BEGIN MATERIAL SHOWN

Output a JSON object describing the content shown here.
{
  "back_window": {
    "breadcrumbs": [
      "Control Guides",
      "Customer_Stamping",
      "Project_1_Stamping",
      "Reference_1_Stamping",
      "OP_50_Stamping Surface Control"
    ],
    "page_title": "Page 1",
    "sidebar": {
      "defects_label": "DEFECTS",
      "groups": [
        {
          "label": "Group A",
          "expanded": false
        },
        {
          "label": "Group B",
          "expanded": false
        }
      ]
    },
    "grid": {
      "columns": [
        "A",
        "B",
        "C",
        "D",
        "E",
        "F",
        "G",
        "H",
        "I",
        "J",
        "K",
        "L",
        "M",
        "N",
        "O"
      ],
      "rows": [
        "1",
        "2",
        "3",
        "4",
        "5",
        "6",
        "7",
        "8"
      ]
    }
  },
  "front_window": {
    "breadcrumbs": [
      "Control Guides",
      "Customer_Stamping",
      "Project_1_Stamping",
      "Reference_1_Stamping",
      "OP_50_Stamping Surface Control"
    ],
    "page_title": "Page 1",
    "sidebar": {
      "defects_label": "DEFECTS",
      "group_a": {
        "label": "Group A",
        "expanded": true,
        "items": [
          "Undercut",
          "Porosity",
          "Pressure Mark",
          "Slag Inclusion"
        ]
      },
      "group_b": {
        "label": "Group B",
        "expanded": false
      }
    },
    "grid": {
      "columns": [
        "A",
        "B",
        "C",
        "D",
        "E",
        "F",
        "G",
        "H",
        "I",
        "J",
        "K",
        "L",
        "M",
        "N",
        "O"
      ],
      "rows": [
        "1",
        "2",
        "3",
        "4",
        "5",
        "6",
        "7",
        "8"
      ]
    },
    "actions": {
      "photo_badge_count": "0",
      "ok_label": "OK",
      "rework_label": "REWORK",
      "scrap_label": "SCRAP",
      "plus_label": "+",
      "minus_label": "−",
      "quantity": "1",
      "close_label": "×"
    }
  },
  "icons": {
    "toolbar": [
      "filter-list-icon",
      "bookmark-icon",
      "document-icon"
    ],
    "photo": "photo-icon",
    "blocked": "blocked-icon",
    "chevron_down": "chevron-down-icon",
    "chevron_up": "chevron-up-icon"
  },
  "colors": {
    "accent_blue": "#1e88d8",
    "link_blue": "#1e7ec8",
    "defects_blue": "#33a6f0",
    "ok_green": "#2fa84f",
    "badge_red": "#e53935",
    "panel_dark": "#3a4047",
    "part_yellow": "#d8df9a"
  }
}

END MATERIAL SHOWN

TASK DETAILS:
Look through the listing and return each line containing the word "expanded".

EXERCISE OUTPUT:
          "expanded": false
          "expanded": false
        "expanded": true,
        "expanded": false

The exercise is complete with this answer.